What About...?

...The Water?

Over time, California's water in both residential and agricultural use has gone down, even as the population has gone up. California's (and SLO County's) water useage is overwhelmingly agricultural. However, about one-third of California's residential water use is for landscaping - not essential survival needs like washing or drinking. New homes, pipes, and appliances are up to four times as water-efficient as older models. We can save water for our agricultural lands, and essential residential uses, by building homes without thirsty lawns! South County is currently working to improve our water supply and infrastructure with the Central Coast Blue Project.

...More Traffic?

Allowing more people to live close to shops, jobs, and schools alleviates traffic. This means not only allowing more homes downtown, but allowing neighborhoods to develop their own "mini downtowns," with corner stores, small offices, and delis or coffee shops. Walkable, traditional development not only provides opportunities for small business to thrive, but strengthens community connections. Why not just widen the roads? Because it doesn't work, and actually makes traffic worse!
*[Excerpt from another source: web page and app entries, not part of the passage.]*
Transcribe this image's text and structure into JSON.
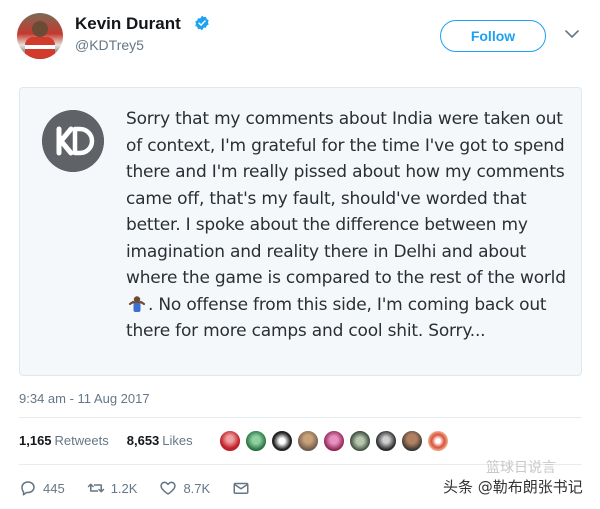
{
  "header": {
    "name": "Kevin Durant",
    "handle": "@KDTrey5",
    "follow_label": "Follow"
  },
  "tweet": {
    "text_part1": "Sorry that my comments about India were taken out of context, I'm grateful for the time I've got to spend there and I'm really pissed about how my comments came off, that's my fault, should've worded that better. I spoke about the difference between my imagination and reality there in Delhi and about where the game is compared to the rest of the world",
    "text_part2": ". No offense from this side, I'm coming back out there for more camps and cool shit. Sorry...",
    "inline_emoji": "person-shrugging-emoji"
  },
  "meta": {
    "timestamp": "9:34 am - 11 Aug 2017"
  },
  "stats": {
    "retweets_count": "1,165",
    "retweets_label": "Retweets",
    "likes_count": "8,653",
    "likes_label": "Likes"
  },
  "actions": {
    "replies": "445",
    "retweets": "1.2K",
    "likes": "8.7K"
  },
  "watermark": {
    "text": "头条 @勒布朗张书记",
    "faint_text": "篮球日说言"
  },
  "colors": {
    "accent": "#1da1f2",
    "text_primary": "#14171a",
    "text_secondary": "#657786",
    "card_bg": "#f5f8fa",
    "border": "#e1e8ed"
  }
}
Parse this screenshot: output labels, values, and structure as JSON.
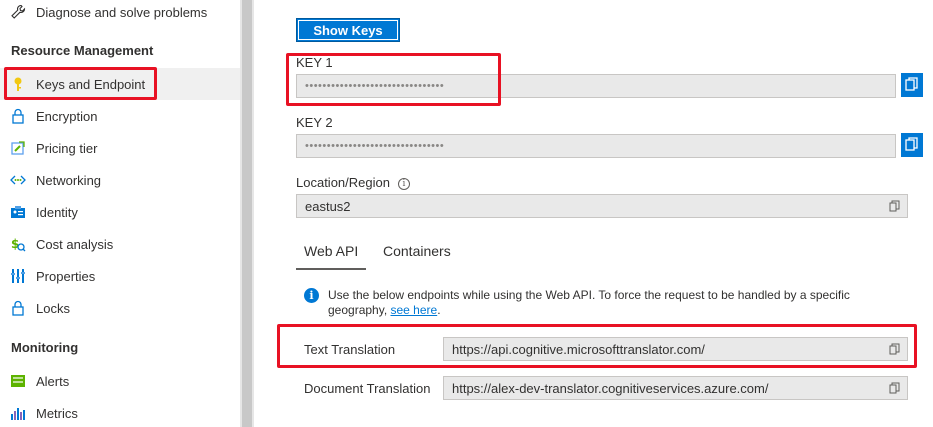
{
  "sidebar": {
    "items": [
      {
        "label": "Diagnose and solve problems",
        "icon": "wrench-icon"
      },
      {
        "label": "Keys and Endpoint",
        "icon": "key-icon"
      },
      {
        "label": "Encryption",
        "icon": "lock-icon"
      },
      {
        "label": "Pricing tier",
        "icon": "pricing-tier-icon"
      },
      {
        "label": "Networking",
        "icon": "networking-icon"
      },
      {
        "label": "Identity",
        "icon": "identity-icon"
      },
      {
        "label": "Cost analysis",
        "icon": "cost-analysis-icon"
      },
      {
        "label": "Properties",
        "icon": "properties-icon"
      },
      {
        "label": "Locks",
        "icon": "lock-icon"
      },
      {
        "label": "Alerts",
        "icon": "alerts-icon"
      },
      {
        "label": "Metrics",
        "icon": "metrics-icon"
      }
    ],
    "sections": {
      "resource_management": "Resource Management",
      "monitoring": "Monitoring"
    },
    "selected": "Keys and Endpoint"
  },
  "main": {
    "show_keys_label": "Show Keys",
    "key1": {
      "label": "KEY 1",
      "value": "••••••••••••••••••••••••••••••••"
    },
    "key2": {
      "label": "KEY 2",
      "value": "••••••••••••••••••••••••••••••••"
    },
    "location": {
      "label": "Location/Region",
      "value": "eastus2"
    },
    "tabs": [
      {
        "label": "Web API",
        "active": true
      },
      {
        "label": "Containers",
        "active": false
      }
    ],
    "info": {
      "text": "Use the below endpoints while using the Web API. To force the request to be handled by a specific geography,",
      "link": "see here",
      "after": "."
    },
    "endpoints": {
      "text_translation": {
        "label": "Text Translation",
        "value": "https://api.cognitive.microsofttranslator.com/"
      },
      "document_translation": {
        "label": "Document Translation",
        "value": "https://alex-dev-translator.cognitiveservices.azure.com/"
      }
    }
  },
  "colors": {
    "accent": "#0078d4",
    "highlight": "#e81123"
  }
}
While there are many reasons a person may become homeless, homelessness is fundamentally a housing problem. When the average rent exceeds the average person's ability to pay, the risks of homelessness go up. Access to mental health and addiction resources are important in sucessfully transitioning many of our unsheltered neighbors into housing, but keeping an abundant supply of housing keeps people from becoming homeless in the first place. 


Crime has many causes - from poverty, to lack of employment opportunities. Author and urbanist Jane Jacobs wrote extensively about how crime is prevented by "eyes on the street," or by the presence of the neighbors who live there. Thoughtful urban design can actually reduce crime by opening up the public square to the eyes of people who live in the area, particularly when those neighbors are walking instead of driving. 

 We're adding to this FAQ all the time!
Check back as we add more info about why more housing is good for our environment, affordability, businesses, schools, energy efficiency,
and the government's bottom line.
Got a cool piece of info to share with us? We'd love to see it.

More Cool Resources

Our mission is to address the climate and inequality crises by transforming cities and towns into inclusive communities designed around people rather than cars. 

 Providing Cascadia’s community problem solvers with practical vision and innovative thinking, inspiring and empowering them to bring about a healthy, lasting prosperity.

We're a network of people who advocate for abundant, affordable housing and inclusive, sustainable communities across the United States. We train people concerned about lack of housing in their area so they can find others who are concerned and start making change.

We advocate for cities of all sizes to be safe, livable, and inviting. We work to elevate local government to be the highest level of collaboration for people working together in a place, not merely the lowest level in a hierarchy of governments.

Up for Growth is a national, cross-sector member network committed to solving the housing shortage and affordability crisis through data-driven research and evidence-based policy.

The Brookings Institution is a nonprofit public policy organization based in Washington, DC. Our mission is to conduct in-depth research that leads to new ideas for solving problems facing society at the local, national and global level.